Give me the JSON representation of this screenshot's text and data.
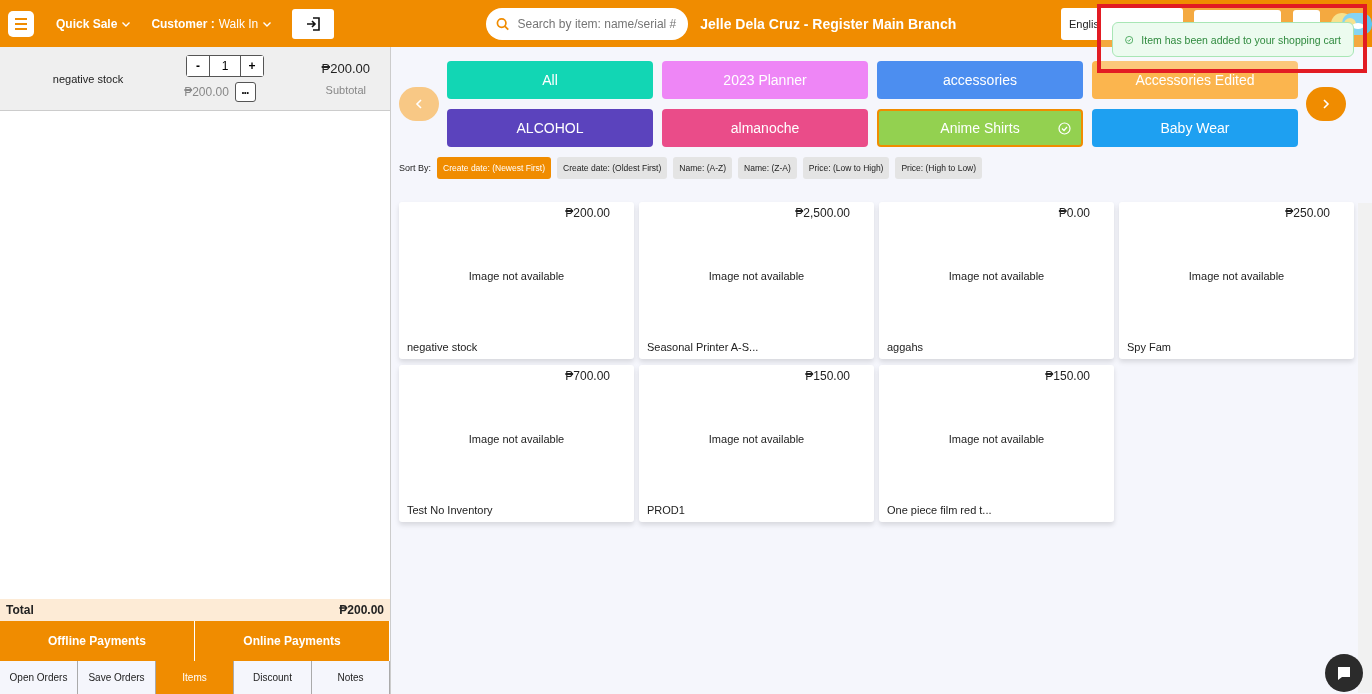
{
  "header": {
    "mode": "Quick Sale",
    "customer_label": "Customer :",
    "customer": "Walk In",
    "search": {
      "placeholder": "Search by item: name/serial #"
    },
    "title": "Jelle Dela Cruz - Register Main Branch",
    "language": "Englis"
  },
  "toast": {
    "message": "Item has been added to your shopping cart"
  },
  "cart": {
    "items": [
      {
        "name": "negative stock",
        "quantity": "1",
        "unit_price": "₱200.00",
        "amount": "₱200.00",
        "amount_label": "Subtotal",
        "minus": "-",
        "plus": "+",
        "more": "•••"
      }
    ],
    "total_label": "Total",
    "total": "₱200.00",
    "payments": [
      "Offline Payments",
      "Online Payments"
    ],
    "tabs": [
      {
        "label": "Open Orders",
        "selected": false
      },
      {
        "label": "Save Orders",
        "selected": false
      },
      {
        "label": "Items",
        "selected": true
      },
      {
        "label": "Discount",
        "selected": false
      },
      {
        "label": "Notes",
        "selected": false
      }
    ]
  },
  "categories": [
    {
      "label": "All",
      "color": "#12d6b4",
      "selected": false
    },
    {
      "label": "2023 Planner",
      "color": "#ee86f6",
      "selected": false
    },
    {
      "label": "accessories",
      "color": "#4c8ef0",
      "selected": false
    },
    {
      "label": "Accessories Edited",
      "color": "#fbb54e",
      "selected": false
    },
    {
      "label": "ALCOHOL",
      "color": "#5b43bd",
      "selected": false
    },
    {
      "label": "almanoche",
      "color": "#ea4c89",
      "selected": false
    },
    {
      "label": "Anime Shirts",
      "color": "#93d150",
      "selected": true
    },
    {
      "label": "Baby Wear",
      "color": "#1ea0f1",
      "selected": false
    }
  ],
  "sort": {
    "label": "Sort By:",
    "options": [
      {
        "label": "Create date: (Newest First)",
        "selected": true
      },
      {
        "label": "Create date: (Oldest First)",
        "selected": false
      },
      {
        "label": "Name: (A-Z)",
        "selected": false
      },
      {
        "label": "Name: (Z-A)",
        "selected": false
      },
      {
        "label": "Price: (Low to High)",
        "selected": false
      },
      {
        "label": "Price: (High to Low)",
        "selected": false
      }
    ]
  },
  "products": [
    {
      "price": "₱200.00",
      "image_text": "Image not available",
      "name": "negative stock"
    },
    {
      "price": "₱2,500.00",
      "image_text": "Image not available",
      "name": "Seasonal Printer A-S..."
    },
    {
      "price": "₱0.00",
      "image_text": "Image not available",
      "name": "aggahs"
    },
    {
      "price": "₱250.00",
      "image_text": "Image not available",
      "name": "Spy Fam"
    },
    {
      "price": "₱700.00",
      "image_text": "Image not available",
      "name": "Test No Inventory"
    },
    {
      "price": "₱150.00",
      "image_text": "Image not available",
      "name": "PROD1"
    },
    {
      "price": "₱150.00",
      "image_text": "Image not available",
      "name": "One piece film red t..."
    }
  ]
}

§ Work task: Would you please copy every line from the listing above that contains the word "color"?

§ Completed task:
      "color": "#12d6b4",
      "color": "#ee86f6",
      "color": "#4c8ef0",
      "color": "#fbb54e",
      "color": "#5b43bd",
      "color": "#ea4c89",
      "color": "#93d150",
      "color": "#1ea0f1",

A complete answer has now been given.